Sarah Zeh and Mary-Catherine Crutchfield
There are numerous misconceptions about the Ebola virus that cause people anxiety. It is important to realize that these are simply myths or rumors about the virus and have very little (if any) truth to them.
- Misconception: Ebola is transported through the air or through tap water.
- Truth: We shouldn’t be as worried about Ebola as we are currently because it can only be spread through bodily fluids, it is not at all an airborne virus.
- Misconception: Ebola can be contracted via casual contact.
- Truth: Recently, the Center for Disease Control has stated that “casual contact” (defined by the CDC as being within approximately 3 feet or within the room or care area for a prolonged period of time while not wearing recommended personal protective equipment [or] having direct brief contact (e.g., shaking hands) with an EVD case while not wearing recommended personal protective equipment) is very low risk exposure.
- Misconception: Symptoms will be noticeable right away.
- Ebola is not contagious until the patient develops a fever. It can take anywhere from 2 to 21 days to develop the symptoms that ebola has to offer. These symptoms include fever, vomiting, diarrhea, rash, internal and external bleeding, oozing gums, bloody stool, and impairment of the kidneys and liver.

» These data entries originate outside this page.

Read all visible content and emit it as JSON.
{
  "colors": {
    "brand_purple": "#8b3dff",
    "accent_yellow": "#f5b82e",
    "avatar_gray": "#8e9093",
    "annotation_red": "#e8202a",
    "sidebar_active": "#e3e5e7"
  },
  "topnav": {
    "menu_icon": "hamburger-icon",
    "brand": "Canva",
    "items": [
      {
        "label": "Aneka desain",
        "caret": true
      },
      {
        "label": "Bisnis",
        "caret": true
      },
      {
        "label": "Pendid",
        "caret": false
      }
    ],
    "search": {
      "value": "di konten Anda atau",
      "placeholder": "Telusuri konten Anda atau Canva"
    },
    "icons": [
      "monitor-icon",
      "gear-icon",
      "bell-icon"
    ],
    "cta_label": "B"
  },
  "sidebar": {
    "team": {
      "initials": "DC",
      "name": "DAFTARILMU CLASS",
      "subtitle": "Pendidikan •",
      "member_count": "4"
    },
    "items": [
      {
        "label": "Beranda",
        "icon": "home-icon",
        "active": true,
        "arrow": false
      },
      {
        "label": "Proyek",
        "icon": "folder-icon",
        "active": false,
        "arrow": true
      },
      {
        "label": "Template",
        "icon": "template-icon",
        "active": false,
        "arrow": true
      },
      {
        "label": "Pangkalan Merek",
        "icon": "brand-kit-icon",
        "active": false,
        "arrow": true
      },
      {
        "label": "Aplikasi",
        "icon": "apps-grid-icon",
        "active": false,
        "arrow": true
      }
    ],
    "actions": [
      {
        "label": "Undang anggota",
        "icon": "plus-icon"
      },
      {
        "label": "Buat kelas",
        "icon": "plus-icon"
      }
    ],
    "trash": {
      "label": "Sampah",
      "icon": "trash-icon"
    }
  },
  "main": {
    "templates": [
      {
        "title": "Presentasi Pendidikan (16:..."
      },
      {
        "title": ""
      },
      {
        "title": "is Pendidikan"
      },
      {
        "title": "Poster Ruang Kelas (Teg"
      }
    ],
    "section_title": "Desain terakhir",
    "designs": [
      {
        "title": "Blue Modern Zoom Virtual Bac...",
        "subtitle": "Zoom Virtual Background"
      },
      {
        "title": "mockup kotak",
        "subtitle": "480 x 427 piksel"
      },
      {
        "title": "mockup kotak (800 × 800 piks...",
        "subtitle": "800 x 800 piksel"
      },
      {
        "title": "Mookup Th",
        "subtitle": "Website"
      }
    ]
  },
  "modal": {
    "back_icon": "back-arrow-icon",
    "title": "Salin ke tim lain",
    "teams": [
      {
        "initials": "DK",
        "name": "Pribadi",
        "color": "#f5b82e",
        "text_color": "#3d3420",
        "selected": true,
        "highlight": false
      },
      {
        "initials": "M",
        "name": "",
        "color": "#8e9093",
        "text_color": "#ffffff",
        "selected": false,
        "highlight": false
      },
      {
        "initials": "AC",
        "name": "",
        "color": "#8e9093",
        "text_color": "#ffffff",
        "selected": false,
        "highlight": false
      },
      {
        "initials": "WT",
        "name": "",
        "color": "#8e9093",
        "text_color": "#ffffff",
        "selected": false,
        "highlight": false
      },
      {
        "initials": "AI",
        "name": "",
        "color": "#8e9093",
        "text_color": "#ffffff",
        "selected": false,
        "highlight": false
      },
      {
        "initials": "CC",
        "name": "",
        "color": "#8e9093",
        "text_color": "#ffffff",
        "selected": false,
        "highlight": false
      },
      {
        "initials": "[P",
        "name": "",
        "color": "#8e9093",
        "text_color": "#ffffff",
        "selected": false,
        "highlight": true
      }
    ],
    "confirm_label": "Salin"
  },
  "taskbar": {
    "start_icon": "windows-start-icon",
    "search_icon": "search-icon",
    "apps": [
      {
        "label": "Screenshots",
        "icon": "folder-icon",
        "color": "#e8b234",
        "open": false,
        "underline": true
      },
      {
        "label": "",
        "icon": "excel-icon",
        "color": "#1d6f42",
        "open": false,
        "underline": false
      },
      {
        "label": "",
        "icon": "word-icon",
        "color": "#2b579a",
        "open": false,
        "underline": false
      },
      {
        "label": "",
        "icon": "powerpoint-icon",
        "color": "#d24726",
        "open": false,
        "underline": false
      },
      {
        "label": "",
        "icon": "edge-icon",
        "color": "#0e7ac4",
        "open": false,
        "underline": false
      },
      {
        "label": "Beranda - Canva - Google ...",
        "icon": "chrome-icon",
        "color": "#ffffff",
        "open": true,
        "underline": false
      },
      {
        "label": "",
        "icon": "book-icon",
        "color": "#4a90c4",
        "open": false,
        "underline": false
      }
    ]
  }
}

- Misconception: A person no longer affected by Ebola can still transmit the disease
- Only a person exhibiting the symptoms of ebola (e.g. severe headache, unexplained hemorrhaging, fever over 101.5, etc.) can transmit the disease. Only when the person is exhibiting the symptoms are they infectious.
- Misconception: Antibiotics don’t kill the virus so there is no cure.
- It is very true that antibiotics will do nothing in treating the virus. Antibiotics are used when treating bacterial diseases. The clinical reason antibiotics will not work on viruses is because bacterial cells are so different from human cells that the antibiotics will be able to attack the cells without harming any of the human cells. Viruses need a host cell in order to survive, so using antibiotics to attack a virus will ultimately destroy good human cells.
- Now, even though there are no antibiotics to cure the virus, this does not mean that a cure for the virus does not exist.
- Ebola virus disease. (n.d.). Retrieved October 20, 2014.
- Almendrala, A. (2014, August 6). The Most Destructive Myths About Ebola Virus, Debunked. Retrieved October 20, 2014.
- Case Definition for Ebola Virus Disease (EVD). (2014, September 5). Retrieved October 20, 2014.